> _Source records_:
- Opening Delimiter -
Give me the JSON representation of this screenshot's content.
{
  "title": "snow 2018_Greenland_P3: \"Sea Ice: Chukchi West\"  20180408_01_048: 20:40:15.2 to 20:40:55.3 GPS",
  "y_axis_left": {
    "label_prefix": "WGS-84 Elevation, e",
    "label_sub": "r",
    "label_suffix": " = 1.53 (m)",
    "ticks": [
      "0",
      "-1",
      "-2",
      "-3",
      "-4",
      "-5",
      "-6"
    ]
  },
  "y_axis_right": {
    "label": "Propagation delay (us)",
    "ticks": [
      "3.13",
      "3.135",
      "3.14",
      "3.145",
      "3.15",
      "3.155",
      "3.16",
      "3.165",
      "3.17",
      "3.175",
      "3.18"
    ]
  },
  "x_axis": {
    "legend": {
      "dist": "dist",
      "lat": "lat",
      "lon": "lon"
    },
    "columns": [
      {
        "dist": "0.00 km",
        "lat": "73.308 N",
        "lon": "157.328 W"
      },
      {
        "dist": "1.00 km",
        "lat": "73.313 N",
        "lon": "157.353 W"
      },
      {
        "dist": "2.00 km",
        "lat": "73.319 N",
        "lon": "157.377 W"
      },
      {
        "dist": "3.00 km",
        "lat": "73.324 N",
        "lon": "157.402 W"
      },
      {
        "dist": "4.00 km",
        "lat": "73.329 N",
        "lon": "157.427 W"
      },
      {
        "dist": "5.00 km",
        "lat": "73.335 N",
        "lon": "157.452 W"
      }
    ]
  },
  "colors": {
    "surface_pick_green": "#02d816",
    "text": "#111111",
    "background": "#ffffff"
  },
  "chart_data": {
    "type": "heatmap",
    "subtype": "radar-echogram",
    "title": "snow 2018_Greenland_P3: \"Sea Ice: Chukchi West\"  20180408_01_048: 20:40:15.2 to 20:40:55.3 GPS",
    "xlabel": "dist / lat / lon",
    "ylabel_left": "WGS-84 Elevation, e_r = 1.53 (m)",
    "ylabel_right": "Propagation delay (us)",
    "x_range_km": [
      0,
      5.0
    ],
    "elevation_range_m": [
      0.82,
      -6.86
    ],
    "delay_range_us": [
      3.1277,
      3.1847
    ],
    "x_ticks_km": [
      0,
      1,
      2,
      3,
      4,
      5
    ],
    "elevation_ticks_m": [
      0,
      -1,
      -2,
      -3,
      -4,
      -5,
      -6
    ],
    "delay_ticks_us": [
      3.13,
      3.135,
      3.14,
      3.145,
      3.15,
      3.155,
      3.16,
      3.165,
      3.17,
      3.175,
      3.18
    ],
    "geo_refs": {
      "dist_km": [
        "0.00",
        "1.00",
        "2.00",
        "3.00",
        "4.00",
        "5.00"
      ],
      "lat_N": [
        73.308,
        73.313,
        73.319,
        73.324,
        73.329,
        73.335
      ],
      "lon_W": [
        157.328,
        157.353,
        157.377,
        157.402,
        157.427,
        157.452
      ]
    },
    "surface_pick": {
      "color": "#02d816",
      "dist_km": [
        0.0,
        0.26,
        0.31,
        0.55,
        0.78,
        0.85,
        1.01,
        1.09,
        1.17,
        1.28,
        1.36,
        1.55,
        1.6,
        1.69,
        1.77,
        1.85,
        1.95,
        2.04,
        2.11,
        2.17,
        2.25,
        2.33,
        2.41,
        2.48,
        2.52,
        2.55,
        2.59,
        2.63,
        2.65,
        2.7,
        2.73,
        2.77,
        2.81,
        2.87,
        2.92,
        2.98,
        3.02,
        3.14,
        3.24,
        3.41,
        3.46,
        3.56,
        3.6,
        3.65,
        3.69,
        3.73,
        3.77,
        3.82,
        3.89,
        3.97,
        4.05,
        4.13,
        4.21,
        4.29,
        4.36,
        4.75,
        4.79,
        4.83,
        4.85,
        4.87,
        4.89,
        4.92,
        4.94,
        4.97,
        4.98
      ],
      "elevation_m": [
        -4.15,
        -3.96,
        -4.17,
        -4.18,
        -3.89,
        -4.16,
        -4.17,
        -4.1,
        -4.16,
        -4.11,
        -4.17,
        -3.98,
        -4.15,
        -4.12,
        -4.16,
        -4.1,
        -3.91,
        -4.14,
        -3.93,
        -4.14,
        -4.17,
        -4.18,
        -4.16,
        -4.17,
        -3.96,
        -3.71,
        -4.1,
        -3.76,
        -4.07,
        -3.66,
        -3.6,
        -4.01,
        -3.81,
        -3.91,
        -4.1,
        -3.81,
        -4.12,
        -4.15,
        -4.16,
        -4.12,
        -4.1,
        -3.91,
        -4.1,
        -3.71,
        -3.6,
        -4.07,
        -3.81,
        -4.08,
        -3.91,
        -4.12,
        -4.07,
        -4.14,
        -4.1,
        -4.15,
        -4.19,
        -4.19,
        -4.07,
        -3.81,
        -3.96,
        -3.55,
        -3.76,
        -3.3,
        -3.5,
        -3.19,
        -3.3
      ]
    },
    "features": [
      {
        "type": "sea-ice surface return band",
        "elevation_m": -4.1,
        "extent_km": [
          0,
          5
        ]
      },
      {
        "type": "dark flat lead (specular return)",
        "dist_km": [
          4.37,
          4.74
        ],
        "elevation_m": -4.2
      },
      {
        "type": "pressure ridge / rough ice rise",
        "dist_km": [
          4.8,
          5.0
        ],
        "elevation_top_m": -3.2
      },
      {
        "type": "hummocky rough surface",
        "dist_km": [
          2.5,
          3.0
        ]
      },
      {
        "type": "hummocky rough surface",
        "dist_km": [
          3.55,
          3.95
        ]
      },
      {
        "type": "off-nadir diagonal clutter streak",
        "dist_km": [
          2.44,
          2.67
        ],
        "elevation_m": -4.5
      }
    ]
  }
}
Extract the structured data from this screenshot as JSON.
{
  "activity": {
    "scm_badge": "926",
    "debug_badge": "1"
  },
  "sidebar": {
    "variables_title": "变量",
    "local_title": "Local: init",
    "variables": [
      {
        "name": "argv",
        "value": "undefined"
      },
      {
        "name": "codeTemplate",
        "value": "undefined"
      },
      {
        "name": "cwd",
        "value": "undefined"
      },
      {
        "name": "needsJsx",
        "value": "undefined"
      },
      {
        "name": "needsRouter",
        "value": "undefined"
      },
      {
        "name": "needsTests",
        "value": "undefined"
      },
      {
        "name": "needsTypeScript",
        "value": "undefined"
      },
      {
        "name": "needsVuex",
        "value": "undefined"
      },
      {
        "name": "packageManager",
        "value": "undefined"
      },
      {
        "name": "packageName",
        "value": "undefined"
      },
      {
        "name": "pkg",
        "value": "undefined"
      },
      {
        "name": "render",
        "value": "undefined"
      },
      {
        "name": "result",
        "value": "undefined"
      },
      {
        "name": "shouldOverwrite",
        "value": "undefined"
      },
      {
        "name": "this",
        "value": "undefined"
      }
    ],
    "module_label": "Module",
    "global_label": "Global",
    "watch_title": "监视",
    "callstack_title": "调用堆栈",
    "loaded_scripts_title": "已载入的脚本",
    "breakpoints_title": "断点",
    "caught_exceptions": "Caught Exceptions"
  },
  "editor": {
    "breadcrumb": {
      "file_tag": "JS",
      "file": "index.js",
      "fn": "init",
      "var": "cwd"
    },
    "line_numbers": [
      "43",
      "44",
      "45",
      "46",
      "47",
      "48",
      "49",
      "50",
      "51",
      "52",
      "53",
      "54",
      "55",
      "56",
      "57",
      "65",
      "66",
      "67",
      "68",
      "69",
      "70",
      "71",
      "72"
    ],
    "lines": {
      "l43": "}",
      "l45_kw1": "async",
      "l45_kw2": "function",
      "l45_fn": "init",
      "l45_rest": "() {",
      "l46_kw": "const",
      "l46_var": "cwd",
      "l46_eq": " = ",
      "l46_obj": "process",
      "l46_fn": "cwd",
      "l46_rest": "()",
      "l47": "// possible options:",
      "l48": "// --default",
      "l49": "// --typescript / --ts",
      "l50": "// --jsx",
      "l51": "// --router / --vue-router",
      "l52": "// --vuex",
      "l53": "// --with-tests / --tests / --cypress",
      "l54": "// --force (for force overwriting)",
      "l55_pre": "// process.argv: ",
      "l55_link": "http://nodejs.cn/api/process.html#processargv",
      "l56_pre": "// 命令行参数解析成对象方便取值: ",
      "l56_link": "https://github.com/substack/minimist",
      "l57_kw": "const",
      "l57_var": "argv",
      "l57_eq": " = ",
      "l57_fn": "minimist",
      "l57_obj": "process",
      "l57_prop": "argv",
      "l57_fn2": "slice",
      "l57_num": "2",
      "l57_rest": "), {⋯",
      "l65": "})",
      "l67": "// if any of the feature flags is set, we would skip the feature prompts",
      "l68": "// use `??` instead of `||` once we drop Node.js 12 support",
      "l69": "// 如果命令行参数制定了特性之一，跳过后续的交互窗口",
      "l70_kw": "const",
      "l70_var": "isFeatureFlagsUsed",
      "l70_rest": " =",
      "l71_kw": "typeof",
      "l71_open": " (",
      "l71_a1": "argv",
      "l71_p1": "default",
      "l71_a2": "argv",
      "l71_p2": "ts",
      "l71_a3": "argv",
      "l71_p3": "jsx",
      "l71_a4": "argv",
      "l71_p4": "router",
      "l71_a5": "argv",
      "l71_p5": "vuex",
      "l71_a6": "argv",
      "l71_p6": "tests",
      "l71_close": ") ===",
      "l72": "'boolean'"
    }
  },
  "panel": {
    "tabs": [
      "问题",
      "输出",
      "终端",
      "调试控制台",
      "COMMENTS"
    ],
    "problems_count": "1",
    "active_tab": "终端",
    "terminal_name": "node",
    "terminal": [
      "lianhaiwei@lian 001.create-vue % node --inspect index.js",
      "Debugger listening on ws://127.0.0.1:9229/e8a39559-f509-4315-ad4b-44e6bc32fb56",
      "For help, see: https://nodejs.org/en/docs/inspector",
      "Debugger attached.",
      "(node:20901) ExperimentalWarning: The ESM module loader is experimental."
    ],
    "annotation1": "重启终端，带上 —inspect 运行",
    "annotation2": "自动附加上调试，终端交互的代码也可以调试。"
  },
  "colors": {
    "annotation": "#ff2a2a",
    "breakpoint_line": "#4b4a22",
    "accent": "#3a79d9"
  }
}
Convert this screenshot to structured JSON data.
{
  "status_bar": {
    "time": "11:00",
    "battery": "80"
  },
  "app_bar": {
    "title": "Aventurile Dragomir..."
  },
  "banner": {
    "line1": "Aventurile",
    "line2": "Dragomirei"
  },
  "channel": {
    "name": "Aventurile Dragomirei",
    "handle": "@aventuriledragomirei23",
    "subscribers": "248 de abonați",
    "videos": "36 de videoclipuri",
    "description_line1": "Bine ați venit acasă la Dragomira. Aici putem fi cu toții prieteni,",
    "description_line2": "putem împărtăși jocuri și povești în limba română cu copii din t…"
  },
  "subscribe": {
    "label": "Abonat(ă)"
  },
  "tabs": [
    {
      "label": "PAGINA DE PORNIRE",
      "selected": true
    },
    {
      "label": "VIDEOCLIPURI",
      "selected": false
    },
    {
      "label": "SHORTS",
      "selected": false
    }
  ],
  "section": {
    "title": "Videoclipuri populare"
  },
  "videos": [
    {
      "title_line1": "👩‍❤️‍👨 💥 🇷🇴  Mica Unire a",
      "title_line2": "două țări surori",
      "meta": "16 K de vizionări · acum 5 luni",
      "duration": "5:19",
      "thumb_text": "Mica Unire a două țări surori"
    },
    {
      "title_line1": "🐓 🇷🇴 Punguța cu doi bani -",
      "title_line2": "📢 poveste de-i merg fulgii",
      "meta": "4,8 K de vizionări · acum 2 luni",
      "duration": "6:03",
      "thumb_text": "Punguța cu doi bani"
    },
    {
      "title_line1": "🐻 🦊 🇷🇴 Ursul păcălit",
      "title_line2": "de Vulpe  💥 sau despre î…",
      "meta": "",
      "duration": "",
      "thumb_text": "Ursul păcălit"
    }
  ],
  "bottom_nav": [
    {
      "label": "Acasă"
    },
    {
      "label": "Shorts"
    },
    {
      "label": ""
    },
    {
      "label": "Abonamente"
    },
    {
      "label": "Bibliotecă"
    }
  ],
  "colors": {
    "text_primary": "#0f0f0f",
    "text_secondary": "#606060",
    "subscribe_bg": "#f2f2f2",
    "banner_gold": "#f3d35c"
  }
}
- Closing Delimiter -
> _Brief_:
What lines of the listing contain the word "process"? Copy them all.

> _Exercise solution_:
      "l46_obj": "process",
      "l55_pre": "// process.argv: ",
      "l55_link": "http://nodejs.cn/api/process.html#processargv",
      "l57_obj": "process",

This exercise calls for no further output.